Want to keep crawling?

Truth Byte #44

 “Evolving means un-learning.”

 

I have been watching my kids, and how quickly they learn.  One of the critical skills they also need for success is to be able to un-learn.

 

Let me give you an example.

 

When my fist little guy started crawling, it was bells and whistles all around.  We were so excited and encouraging of him, and finally he could get around on his own, kind of.  A few months later, he was mastering a new skill: walking.  As expected, we celebrated with whoops and hollers when he mastered the wobbly dance of one-foot-in-front-of-the-other.
And for most parents, that would be that.

 

But since I am obsessed with the human potential for growth and change, I couldn’t leave it at that.  I was really interested to see how he would make this transition.  After all, he had spent months getting his muscles and mind to work just so to be able to crawl, and now he had to forget all that (or maybe build on it?) and move to a completely different skill.  Sometimes he would opt to crawl instead of step-step-fall, especially at the beginning.  But as time passed, he chose the “easy way” less and less, until the point that he could say to me “Mama, crawling is for babies”.

 

My daughter, on the other hand, had a different learn-unlearn trajectory.  She learned to sit up, then scooch forward on her bum, and one day she just stood up and walked.  Once she started walking, she never went back to scooching.

 

She is better at un-learning things.

 

And I see this in other aspects of their personalities.  When he makes up his mind about someone, he interacts that way with them for ever and ever.  So if he likes you at first, he likes you forever.  And if he doesn’t really like you, too bad.

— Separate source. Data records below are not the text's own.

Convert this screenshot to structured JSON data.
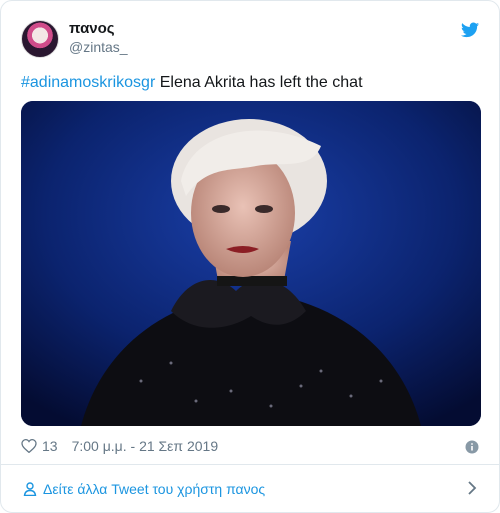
{
  "user": {
    "display_name": "πανος",
    "handle": "@zintas_"
  },
  "tweet": {
    "hashtag": "#adinamoskrikosgr",
    "text": " Elena Akrita has left the chat"
  },
  "meta": {
    "like_count": "13",
    "timestamp": "7:00 μ.μ. - 21 Σεπ 2019"
  },
  "footer": {
    "more_tweets_label": "Δείτε άλλα Tweet του χρήστη πανος"
  },
  "colors": {
    "accent": "#1b95e0",
    "text": "#14171a",
    "muted": "#657786"
  },
  "icons": [
    "twitter-bird-icon",
    "heart-icon",
    "info-icon",
    "person-icon",
    "chevron-right-icon"
  ]
}
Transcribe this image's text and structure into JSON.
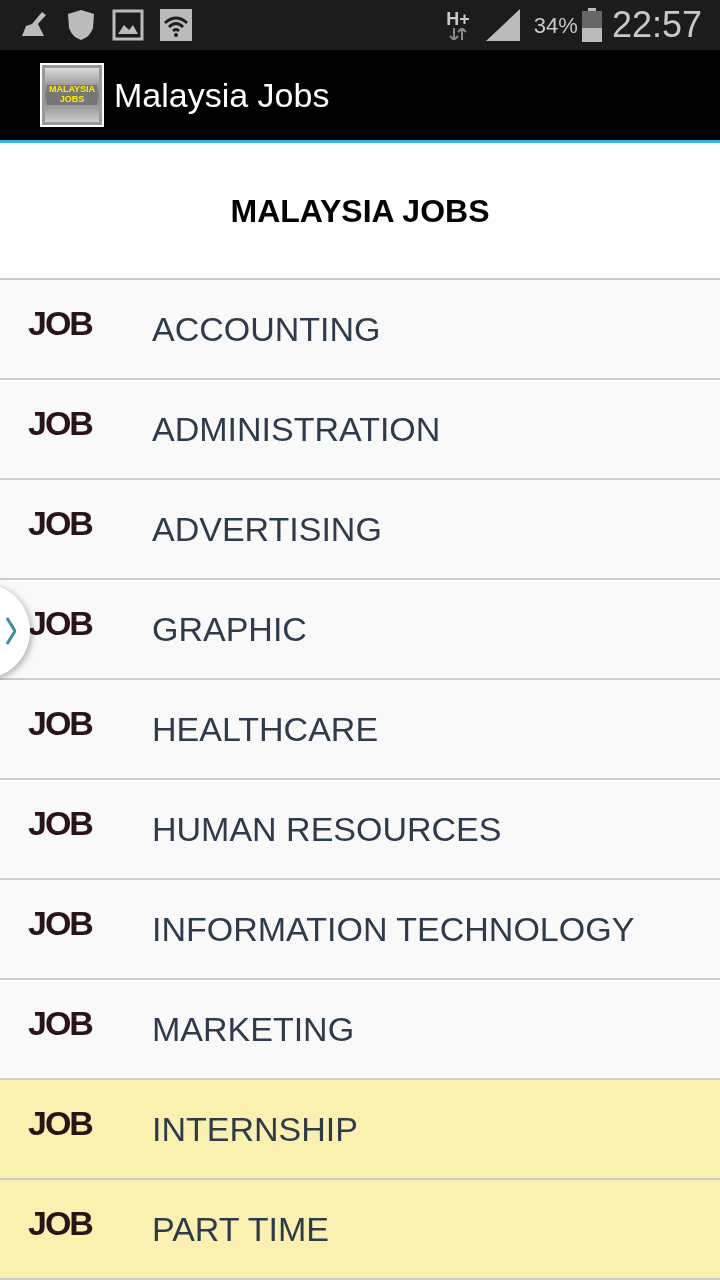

But with her, she gives you a fresh chance every time you meet her.  She will adore you one day, and then be distant the next.  She has un-learned who you are and what you mean to her as soon as you are out of the room (though, like most kids even she has one or two favourites).

 

And while her life seems more tumultuous (she is three after all!), she is also living in the moment a lot more, rather than being informed by the past.

 

I have seen how as my children develop through their natural developmental stages, they become less adaptable, less able to unlearn.  It’s almost like Nature is saying, “You tried that before, don’t make that mistake again, if you want to stay alive!”  And they haven’t even hit double digits yet!

 

And so fast forward to you and me and the adults all around us.  Many of us have spent decades learning, and not too much time un-learning.  Even when what we had initially learned has become maladaptive, we continue acting that old, safe way.  We continue to crawl, even though we suspect walking would get us there faster.

 

The first requirement if you really want to grow is to be willing to un-learn.

 

Which means you have to be willing to say, “Maybe I have been wrong about this or that.”

 

And for some reason, for certain people, admitting they are wrong is worse than ‘being a baby’.  It’s just plain out of the question.  They continue to trudge along in their usual, unhappy, unfulfilling way of doing things, judging the people around them as ‘uniformed’ or ‘living in the clouds’ or ‘clueless’ or ‘lucky’, while day after day, they insist that their way is the only way and the rest of us should stop running forward into this great glorious life and crawl instead.

 

On our hands and knees.

 

Feeling bad about everything and doubtful about ever reaching any of our big dreams.

 

You may have people like this in your life.  I sure do.

 

When I run in to them (which happens more and more infrequently, I must say), I remember my infant son.  Maybe one day they will decide to take the first few difficult steps, and I will happily be there for them as they master the new skill.  But I can’t keep pretending they are so accomplished when all I see is crawling and complaining, year after year.

 

I can no longer play along with that lie. 

 

I have also learned, through painful mistakes, not to call them ‘babies’, and feel somehow better or 'more advanced' than them.  This is a really slippery slope in the field of personal development.  We hear phrases like, “Oh, she’s just not there yet” to help explain the closed hearts and minds around us.  Here’s what I have discovered: some people genuinely do not want to be there.  They are happy where they are, and don’t want to be told that there is a way out of their drama.

 

It’s not fair for those of us who can run to taunt the crawlers. 

 

All we can do is keep running, keep laughing, keep playing, and trust that if they are meant to stand on their own two feet in this lifetime, they will.  And if they don’t, it’s not our personal failure.  It’s simply the unfolding of their journey.

 

Human consciousness is evolving.  And for those of us at the leading edge of those changes, we will have to un-learn, and un-learn fast.

 

My challenge to you this week is this: think of something you believe, from the bottom of your heart, to be true, that is making you miserable (for example, germs are everywhere, or life is short, or success takes hard work, or there will always be poverty). I would challenge you, just for a week, to see if you could unlearn that fact.  Pretend, just for a week, that something else could be true instead.  See if you can challenge yourself to un-learn the “truths” have you have been entrenched in for years.  Self-reflection, followed by conscious evolution is the way out of personal chaos, so today, “I’m starting with the (wo)man in the mirror.” How about you?